Nights were spent at bars,
smoking with strangers in the dark
and shivering against cold I barely noticed,
and drugs palmed into pockets
while I measured the distribution of pressure
along the bottoms of my feet
to remain steady,
joking about beer rent.
One woman thought I was a witch
and gave me long strands of her hair.
I need real love, she'd say,
the real kind,
and I'd pocket it,
ball it up high in the air between thumb and forefinger
while she ordered another drink for me
and clutched my hand.
I burned the hair in a bowl when I got home,
so I wouldn't be a liar,
and I told the smoke to float away
and touch the one she needed.
It worked every time.
The new man was always nice.
Another told me she loved me, secretly,
that there was a place in her
that felt like it turned as my insides turned.
That's a nice thing, I said,
because it was,
even if her name had slipped off
into my last beer.
I told her I had a husband.
You have really white teeth, she said,

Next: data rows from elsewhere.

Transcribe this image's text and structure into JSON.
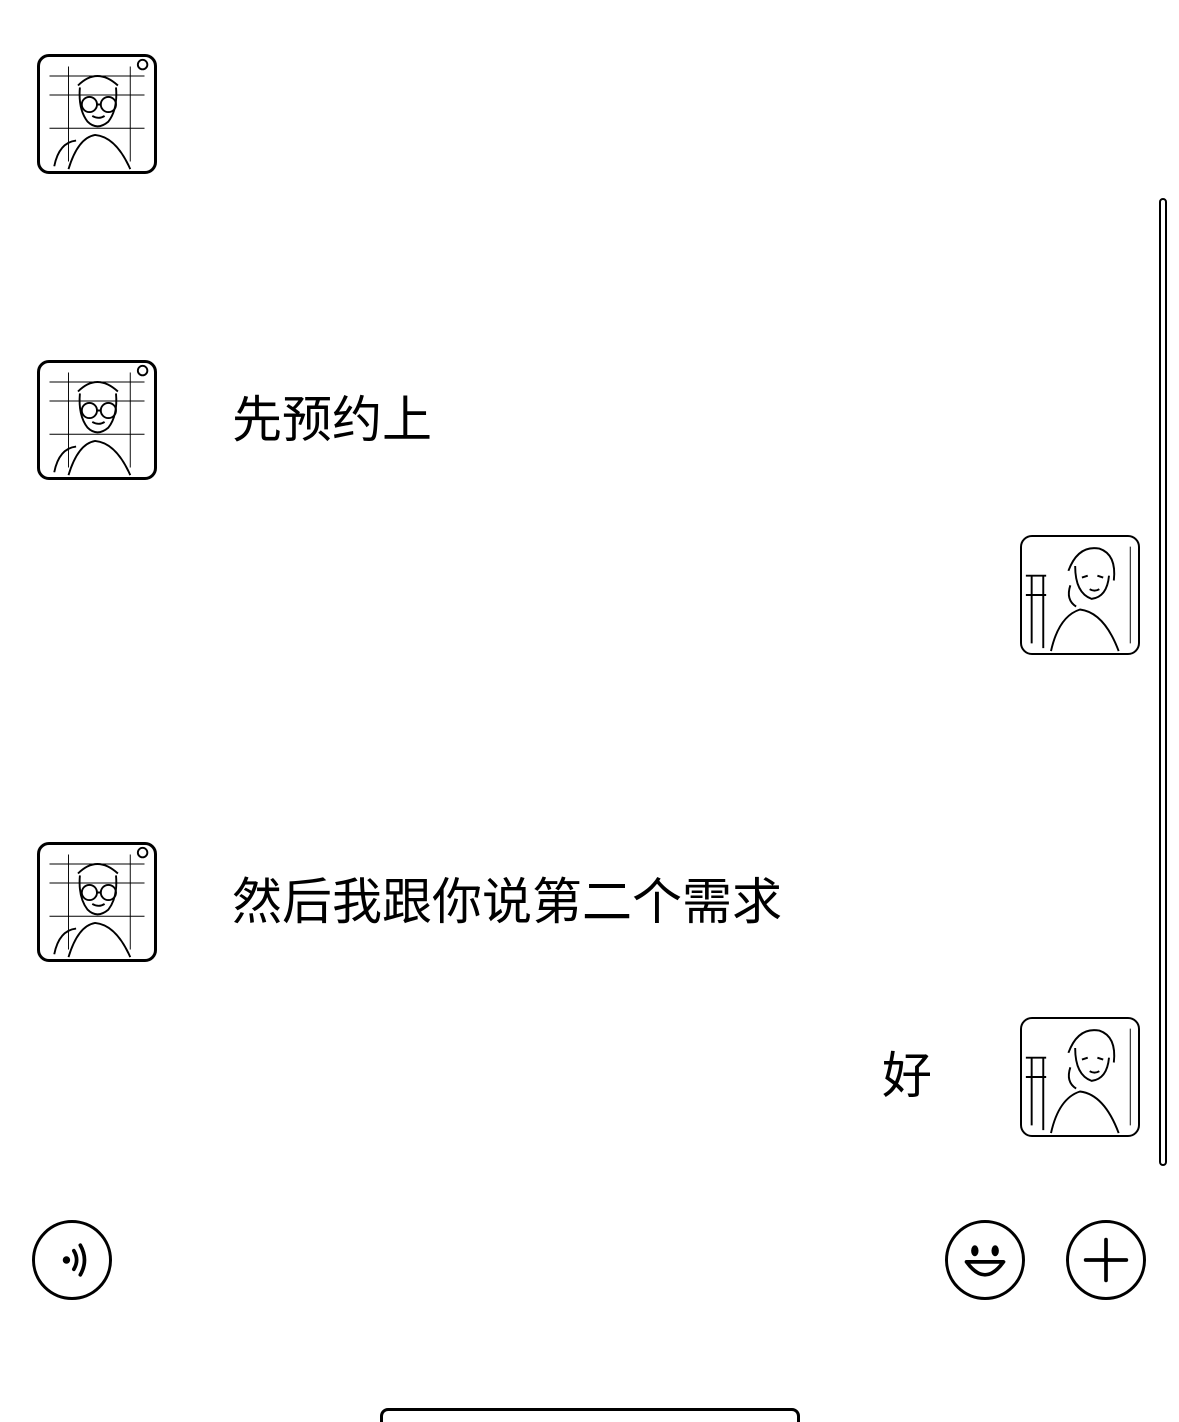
{
  "messages": [
    {
      "sender": "contact",
      "text": ""
    },
    {
      "sender": "contact",
      "text": "先预约上"
    },
    {
      "sender": "self",
      "text": ""
    },
    {
      "sender": "contact",
      "text": "然后我跟你说第二个需求"
    },
    {
      "sender": "self",
      "text": "好"
    }
  ],
  "input_bar": {
    "voice_icon": "voice-icon",
    "emoji_icon": "emoji-icon",
    "add_icon": "plus-icon"
  },
  "colors": {
    "background": "#ffffff",
    "foreground": "#000000"
  }
}
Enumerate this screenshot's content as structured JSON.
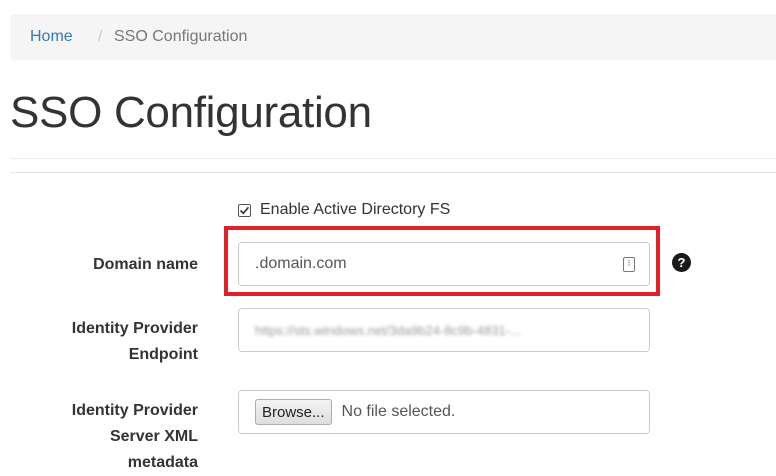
{
  "breadcrumb": {
    "home": "Home",
    "separator": "/",
    "current": "SSO Configuration"
  },
  "page_title": "SSO Configuration",
  "adfs_checkbox": {
    "label": "Enable Active Directory FS",
    "checked": true
  },
  "form": {
    "domain": {
      "label": "Domain name",
      "value": ".domain.com",
      "icon": "form-autofill-icon",
      "help_icon": "question-circle-icon"
    },
    "endpoint": {
      "label_line1": "Identity Provider",
      "label_line2": "Endpoint",
      "value": "https://sts.windows.net/3da9b24-8c9b-4831-..."
    },
    "metadata": {
      "label_line1": "Identity Provider",
      "label_line2": "Server XML",
      "label_line3": "metadata",
      "browse_label": "Browse...",
      "file_status": "No file selected."
    }
  },
  "colors": {
    "link": "#337ab7",
    "highlight": "#e0202a",
    "breadcrumb_bg": "#f5f5f5"
  }
}
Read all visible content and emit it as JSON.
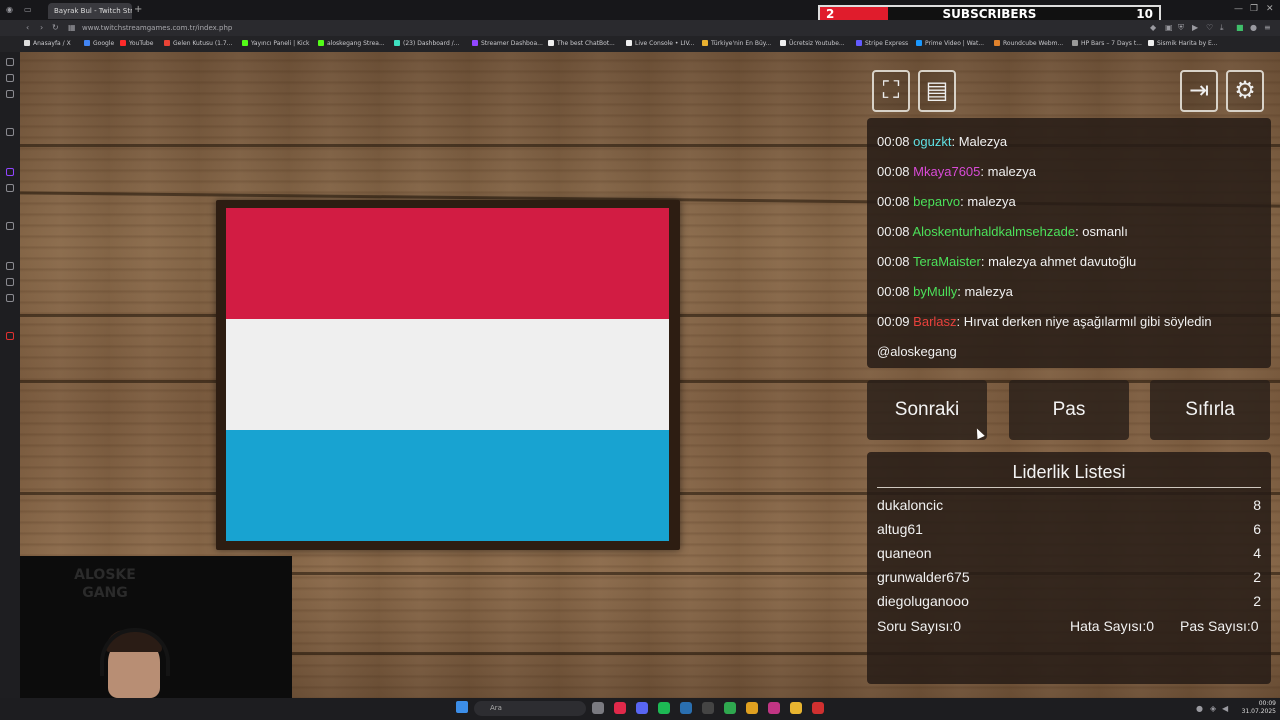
{
  "browser": {
    "tab_title": "Bayrak Bul - Twitch Stre...",
    "url": "www.twitchstreamgames.com.tr/index.php",
    "bookmarks": [
      "Anasayfa / X",
      "Google",
      "YouTube",
      "Gelen Kutusu (1.7...",
      "Yayıncı Paneli | Kick",
      "aloskegang Strea...",
      "(23) Dashboard /...",
      "Streamer Dashboa...",
      "The best ChatBot...",
      "Live Console • LIV...",
      "Türkiye'nin En Büy...",
      "Ücretsiz Youtube...",
      "Stripe Express",
      "Prime Video | Wat...",
      "Roundcube Webm...",
      "HP Bars – 7 Days t...",
      "Sismik Harita by E..."
    ]
  },
  "overlay": {
    "subs_current": "2",
    "subs_label": "SUBSCRIBERS",
    "subs_goal": "10",
    "subs_progress": 0.2,
    "cam_logo_line1": "ALOSKE",
    "cam_logo_line2": "GANG"
  },
  "flag": {
    "stripes": [
      "#d21c43",
      "#efefef",
      "#18a3d1"
    ]
  },
  "toolbar": {
    "fullscreen_icon": "⛶",
    "list_icon": "▤",
    "exit_icon": "⇥",
    "settings_icon": "⚙"
  },
  "chat": {
    "messages": [
      {
        "time": "00:08",
        "user": "oguzkt",
        "color": "#5fe0e3",
        "text": ": Malezya"
      },
      {
        "time": "00:08",
        "user": "Mkaya7605",
        "color": "#d84bd6",
        "text": ": malezya"
      },
      {
        "time": "00:08",
        "user": "beparvo",
        "color": "#4ce05a",
        "text": ": malezya"
      },
      {
        "time": "00:08",
        "user": "Aloskenturhaldkalmsehzade",
        "color": "#4ce05a",
        "text": ": osmanlı"
      },
      {
        "time": "00:08",
        "user": "TeraMaister",
        "color": "#4ce05a",
        "text": ": malezya ahmet davutoğlu"
      },
      {
        "time": "00:08",
        "user": "byMully",
        "color": "#4ce05a",
        "text": ": malezya"
      },
      {
        "time": "00:09",
        "user": "Barlasz",
        "color": "#e8413c",
        "text": ": Hırvat derken niye aşağılarmıl gibi söyledin"
      }
    ],
    "continuation": "@aloskegang"
  },
  "buttons": {
    "next": "Sonraki",
    "pass": "Pas",
    "reset": "Sıfırla"
  },
  "leaderboard": {
    "title": "Liderlik Listesi",
    "rows": [
      {
        "name": "dukaloncic",
        "score": "8"
      },
      {
        "name": "altug61",
        "score": "6"
      },
      {
        "name": "quaneon",
        "score": "4"
      },
      {
        "name": "grunwalder675",
        "score": "2"
      },
      {
        "name": "diegoluganooo",
        "score": "2"
      }
    ],
    "question_count": "Soru Sayısı:0",
    "error_count": "Hata Sayısı:0",
    "pass_count": "Pas Sayısı:0"
  },
  "taskbar": {
    "search_placeholder": "Ara",
    "time": "00:09",
    "date": "31.07.2025"
  }
}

her shame a hot flare, even in the dark,
but I noted she was right.
Under the street's halogen lights,